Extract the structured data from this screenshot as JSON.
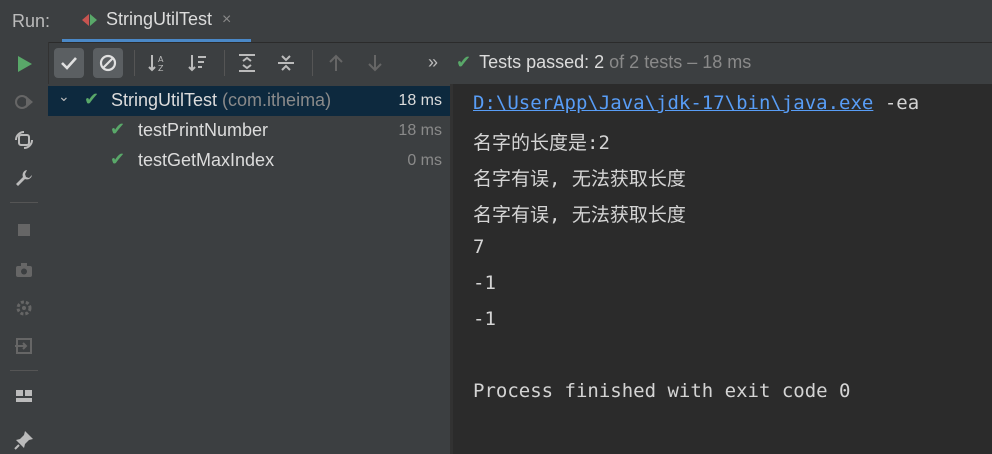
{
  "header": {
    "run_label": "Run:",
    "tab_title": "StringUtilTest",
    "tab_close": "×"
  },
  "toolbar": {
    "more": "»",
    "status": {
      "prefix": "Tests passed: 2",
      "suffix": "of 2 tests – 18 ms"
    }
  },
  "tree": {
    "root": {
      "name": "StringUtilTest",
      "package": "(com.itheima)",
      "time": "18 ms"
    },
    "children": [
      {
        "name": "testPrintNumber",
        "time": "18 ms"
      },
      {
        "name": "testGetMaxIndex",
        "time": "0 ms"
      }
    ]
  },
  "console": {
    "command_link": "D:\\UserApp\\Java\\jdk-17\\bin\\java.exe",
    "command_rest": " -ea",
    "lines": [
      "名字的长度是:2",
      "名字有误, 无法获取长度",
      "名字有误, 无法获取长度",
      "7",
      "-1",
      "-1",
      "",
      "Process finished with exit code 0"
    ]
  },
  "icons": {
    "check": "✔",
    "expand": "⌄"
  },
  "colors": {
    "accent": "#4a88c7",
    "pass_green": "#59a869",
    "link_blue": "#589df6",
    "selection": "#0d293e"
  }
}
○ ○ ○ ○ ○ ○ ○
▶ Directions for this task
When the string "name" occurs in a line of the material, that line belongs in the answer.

▶ Response to this exercise
      "name": "StringUtilTest",
        "name": "testPrintNumber",
        "name": "testGetMaxIndex",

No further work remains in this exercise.